  • What to Expect

  • Reasons for Procedure

    This surgery is needed when:

    • Deep infected pockets have formed and it is too hard to keep them clean
    • Gums around the teeth are damaged and cannot be fixed with nonsurgical techniques, like deep cleaning and medications

    This surgery slows the progression of periodontal disease by reducing deep pockets and bacterial growth. Periodontal disease can cause other health problems if not treated.

  • Possible Complications

    Problems from the procedure are rare, but all procedures have some risk.
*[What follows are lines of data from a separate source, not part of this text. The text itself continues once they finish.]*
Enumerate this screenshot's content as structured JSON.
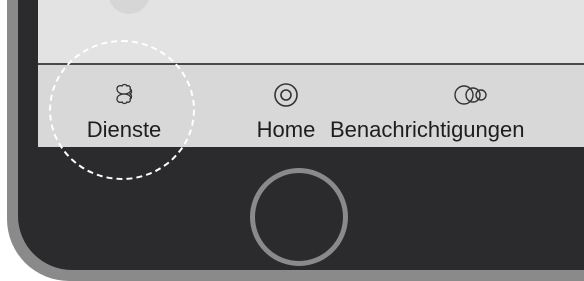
{
  "tabs": [
    {
      "label": "Dienste",
      "icon": "services-clover-icon",
      "selected": false
    },
    {
      "label": "Home",
      "icon": "home-target-icon",
      "selected": false
    },
    {
      "label": "Benachrichtigungen",
      "icon": "notifications-rings-icon",
      "selected": false
    }
  ],
  "highlight": {
    "target": "Dienste"
  },
  "colors": {
    "phone_body": "#2b2b2d",
    "phone_rim": "#8a8a8a",
    "tab_bar": "#d8d8d8",
    "content": "#e3e3e3",
    "highlight": "#ffffff"
  }
}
Your dentist will review potential problems, like:

    • Tooth sensitivity
    • Changes in gum appearance
    • Bleeding
    • Reaction to the sedation
    • Infection
    • Gum swelling
    • Nausea and vomiting

    Before your procedure, talk to your dentist about ways to manage factors that may increase your risk of complications such as:

    • Smoking
    • Drinking
    • Chronic diseases, such as diabetes or obesity